What to do: A bare count is the expected answer, namely the number of lines in the records that have the word "data".

BEGIN Excerpted records

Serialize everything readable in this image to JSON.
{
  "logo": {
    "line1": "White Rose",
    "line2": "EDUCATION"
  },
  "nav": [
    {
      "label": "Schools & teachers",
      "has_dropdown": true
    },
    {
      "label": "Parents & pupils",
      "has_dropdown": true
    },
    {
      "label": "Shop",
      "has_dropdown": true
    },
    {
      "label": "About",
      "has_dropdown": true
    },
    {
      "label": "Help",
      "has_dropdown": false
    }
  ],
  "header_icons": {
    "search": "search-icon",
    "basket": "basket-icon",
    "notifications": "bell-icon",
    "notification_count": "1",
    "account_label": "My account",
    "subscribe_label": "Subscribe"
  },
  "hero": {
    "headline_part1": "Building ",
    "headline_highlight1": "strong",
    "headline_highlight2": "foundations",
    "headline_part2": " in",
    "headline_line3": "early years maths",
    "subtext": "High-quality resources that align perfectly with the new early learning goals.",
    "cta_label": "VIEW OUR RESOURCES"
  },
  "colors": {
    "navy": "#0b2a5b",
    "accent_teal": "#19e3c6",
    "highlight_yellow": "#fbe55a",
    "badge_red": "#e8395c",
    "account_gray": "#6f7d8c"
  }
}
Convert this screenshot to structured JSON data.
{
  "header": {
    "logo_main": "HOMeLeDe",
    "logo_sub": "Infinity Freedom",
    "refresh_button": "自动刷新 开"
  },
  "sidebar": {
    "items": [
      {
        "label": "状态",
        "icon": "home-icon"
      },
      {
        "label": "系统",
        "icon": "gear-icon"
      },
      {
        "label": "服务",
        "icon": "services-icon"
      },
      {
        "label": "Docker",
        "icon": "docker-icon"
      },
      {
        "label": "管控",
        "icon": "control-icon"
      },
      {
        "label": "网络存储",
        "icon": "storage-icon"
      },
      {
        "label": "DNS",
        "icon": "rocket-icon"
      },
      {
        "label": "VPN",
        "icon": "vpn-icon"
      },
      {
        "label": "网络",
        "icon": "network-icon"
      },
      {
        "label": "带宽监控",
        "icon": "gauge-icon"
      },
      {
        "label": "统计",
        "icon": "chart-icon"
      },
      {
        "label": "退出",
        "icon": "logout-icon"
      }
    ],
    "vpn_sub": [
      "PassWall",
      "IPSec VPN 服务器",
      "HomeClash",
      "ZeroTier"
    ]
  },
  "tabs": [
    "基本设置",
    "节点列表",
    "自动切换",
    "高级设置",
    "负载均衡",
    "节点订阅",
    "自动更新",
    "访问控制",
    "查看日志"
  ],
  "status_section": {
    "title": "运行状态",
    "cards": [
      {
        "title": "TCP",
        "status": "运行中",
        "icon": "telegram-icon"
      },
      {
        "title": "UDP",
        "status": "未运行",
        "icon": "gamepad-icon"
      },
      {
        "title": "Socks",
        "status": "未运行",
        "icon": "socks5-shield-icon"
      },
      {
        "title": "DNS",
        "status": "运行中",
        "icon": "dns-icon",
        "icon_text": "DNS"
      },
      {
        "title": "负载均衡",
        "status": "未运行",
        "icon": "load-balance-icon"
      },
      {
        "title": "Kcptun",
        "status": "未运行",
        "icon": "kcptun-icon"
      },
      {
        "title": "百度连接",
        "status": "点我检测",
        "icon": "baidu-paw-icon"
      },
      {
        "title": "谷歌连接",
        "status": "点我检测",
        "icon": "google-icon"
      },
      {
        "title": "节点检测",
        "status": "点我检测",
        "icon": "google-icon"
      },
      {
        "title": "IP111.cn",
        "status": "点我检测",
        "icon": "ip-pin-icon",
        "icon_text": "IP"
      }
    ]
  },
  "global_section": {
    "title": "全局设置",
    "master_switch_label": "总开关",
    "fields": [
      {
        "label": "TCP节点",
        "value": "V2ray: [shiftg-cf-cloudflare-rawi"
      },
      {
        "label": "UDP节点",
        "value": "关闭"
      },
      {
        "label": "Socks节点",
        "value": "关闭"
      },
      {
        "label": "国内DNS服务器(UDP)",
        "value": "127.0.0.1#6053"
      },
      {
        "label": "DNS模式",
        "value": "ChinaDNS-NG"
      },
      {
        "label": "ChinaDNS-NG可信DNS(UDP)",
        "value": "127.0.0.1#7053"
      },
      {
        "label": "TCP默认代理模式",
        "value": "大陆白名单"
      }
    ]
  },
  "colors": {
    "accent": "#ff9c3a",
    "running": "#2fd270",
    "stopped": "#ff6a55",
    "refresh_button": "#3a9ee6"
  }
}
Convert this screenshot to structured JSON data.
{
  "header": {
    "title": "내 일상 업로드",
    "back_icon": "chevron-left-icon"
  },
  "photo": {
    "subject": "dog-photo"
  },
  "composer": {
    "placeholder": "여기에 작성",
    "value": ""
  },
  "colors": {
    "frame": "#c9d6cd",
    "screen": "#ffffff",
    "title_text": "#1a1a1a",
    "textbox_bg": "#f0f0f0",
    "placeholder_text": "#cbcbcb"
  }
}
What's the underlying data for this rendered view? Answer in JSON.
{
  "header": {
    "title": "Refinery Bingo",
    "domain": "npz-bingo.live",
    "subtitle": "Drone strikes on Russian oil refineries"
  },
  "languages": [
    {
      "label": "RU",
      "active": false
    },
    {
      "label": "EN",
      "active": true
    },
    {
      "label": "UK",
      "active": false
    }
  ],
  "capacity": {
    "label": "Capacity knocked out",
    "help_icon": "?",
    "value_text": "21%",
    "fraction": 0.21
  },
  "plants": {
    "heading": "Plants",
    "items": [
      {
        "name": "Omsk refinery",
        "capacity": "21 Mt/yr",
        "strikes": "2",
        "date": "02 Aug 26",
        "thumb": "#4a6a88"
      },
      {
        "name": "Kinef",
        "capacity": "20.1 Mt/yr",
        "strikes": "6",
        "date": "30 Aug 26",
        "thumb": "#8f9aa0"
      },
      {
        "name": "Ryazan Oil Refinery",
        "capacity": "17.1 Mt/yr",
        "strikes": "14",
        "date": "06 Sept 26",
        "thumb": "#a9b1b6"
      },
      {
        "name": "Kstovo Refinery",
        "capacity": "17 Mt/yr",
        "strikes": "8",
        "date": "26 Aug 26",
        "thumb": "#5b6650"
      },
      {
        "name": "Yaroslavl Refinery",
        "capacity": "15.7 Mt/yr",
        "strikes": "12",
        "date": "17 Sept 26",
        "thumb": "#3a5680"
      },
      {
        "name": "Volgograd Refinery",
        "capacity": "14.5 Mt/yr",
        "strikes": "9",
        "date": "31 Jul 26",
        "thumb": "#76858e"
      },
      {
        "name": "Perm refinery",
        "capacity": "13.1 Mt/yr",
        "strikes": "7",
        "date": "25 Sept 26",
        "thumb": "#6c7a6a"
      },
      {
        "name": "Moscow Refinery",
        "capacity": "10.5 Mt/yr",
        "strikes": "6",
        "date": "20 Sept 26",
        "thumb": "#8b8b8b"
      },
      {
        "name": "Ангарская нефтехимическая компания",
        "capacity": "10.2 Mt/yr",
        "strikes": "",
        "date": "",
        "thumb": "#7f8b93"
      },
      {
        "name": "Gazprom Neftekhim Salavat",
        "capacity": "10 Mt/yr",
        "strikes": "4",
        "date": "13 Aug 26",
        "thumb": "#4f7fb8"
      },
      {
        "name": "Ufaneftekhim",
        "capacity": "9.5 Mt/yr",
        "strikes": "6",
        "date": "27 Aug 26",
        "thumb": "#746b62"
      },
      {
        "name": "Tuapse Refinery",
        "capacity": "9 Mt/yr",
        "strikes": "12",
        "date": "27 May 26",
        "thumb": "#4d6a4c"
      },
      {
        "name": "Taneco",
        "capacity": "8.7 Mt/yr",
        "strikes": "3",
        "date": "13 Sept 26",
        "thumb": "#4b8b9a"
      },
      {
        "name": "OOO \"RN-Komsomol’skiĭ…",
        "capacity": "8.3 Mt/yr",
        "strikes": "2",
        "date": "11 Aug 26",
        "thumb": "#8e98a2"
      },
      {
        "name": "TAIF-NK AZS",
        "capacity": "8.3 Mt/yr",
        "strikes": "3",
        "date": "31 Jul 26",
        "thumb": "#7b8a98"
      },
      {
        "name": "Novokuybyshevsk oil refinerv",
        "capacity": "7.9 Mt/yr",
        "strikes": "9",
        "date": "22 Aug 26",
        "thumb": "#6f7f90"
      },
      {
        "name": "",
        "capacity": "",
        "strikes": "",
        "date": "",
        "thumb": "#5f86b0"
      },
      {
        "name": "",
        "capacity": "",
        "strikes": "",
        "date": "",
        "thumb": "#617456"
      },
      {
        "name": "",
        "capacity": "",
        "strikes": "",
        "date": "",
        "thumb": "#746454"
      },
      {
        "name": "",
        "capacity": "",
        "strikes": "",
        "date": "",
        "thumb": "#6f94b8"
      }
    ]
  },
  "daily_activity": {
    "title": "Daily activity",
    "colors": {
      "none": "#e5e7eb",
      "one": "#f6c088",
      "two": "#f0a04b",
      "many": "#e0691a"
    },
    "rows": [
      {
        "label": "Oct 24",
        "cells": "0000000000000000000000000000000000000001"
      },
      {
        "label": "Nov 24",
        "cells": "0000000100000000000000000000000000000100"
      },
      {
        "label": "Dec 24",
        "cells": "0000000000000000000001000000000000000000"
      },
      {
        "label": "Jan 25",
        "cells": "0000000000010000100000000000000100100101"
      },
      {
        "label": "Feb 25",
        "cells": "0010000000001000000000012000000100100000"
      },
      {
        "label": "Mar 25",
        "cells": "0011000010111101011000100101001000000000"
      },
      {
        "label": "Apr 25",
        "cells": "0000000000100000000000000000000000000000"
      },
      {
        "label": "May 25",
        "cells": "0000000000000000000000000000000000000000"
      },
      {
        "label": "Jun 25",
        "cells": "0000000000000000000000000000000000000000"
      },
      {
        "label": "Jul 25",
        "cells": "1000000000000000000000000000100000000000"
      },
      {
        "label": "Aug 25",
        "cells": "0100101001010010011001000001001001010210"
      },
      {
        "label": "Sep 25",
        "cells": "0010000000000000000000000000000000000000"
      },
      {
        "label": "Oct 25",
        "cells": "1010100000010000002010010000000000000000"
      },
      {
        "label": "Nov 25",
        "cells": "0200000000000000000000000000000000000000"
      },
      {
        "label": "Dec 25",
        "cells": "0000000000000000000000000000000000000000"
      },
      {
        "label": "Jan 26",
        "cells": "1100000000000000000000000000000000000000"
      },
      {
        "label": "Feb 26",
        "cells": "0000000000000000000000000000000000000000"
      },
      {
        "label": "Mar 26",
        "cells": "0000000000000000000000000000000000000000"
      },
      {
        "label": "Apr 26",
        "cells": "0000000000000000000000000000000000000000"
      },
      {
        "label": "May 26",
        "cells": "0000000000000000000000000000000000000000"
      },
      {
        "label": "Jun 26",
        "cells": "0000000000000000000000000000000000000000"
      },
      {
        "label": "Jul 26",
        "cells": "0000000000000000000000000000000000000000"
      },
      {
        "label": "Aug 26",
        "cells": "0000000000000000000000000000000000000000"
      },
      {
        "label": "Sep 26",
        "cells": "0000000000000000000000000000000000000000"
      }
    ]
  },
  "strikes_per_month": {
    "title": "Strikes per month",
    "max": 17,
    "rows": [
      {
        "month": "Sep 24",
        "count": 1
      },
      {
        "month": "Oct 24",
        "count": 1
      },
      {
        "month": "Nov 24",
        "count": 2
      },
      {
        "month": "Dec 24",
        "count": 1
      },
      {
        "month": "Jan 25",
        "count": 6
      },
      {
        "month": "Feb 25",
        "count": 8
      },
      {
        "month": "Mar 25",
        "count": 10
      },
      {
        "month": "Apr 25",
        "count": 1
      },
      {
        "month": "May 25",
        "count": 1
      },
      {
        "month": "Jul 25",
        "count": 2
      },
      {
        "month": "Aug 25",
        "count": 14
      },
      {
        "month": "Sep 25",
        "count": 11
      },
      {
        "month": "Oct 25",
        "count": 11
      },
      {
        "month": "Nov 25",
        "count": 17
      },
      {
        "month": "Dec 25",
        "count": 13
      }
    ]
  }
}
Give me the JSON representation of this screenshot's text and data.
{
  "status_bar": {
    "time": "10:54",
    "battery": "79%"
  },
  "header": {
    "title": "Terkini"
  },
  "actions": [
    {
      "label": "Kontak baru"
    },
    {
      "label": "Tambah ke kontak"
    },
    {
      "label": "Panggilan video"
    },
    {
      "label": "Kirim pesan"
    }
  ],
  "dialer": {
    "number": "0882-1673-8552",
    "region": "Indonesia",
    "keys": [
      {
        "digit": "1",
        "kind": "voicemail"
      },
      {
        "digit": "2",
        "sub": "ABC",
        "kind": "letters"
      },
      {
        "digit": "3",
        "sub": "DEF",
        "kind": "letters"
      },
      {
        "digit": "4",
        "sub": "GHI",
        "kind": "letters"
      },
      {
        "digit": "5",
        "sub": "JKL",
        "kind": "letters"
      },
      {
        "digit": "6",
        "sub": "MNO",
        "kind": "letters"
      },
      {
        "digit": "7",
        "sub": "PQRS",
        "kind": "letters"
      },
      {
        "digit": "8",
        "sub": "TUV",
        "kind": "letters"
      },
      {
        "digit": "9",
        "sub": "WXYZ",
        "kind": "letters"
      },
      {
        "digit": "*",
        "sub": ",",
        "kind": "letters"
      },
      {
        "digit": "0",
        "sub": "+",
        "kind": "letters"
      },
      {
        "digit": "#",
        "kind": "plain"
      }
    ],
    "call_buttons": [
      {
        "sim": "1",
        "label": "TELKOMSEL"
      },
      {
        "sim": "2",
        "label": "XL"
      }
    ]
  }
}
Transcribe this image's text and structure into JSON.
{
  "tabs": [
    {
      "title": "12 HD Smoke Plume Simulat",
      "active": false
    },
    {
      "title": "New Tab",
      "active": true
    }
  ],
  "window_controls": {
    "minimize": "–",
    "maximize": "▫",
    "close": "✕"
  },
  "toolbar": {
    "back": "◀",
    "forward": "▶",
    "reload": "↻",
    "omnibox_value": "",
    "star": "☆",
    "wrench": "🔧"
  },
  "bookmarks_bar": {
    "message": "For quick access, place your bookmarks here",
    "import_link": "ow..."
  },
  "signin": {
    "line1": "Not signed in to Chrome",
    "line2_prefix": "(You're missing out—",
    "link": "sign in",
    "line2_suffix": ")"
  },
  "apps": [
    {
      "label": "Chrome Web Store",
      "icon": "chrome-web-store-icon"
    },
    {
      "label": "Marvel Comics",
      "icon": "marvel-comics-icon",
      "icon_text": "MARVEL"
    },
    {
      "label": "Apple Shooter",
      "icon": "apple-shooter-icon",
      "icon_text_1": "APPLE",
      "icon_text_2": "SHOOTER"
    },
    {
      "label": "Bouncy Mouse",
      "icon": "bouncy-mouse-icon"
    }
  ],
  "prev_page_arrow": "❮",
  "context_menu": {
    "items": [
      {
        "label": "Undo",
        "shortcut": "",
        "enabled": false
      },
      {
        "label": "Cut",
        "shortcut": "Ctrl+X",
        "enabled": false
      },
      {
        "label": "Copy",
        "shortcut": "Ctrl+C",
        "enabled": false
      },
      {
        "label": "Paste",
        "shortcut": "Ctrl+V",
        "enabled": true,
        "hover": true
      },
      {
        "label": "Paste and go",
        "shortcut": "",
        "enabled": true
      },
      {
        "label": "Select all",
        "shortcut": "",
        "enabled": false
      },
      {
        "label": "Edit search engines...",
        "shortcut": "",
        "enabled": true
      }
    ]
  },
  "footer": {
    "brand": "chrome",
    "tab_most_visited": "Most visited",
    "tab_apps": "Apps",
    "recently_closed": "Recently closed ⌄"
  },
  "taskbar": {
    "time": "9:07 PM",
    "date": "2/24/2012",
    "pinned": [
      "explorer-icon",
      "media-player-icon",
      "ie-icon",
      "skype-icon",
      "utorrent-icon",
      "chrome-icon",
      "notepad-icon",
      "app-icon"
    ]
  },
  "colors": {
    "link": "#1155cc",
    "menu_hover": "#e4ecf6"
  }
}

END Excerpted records

Output for this task: 4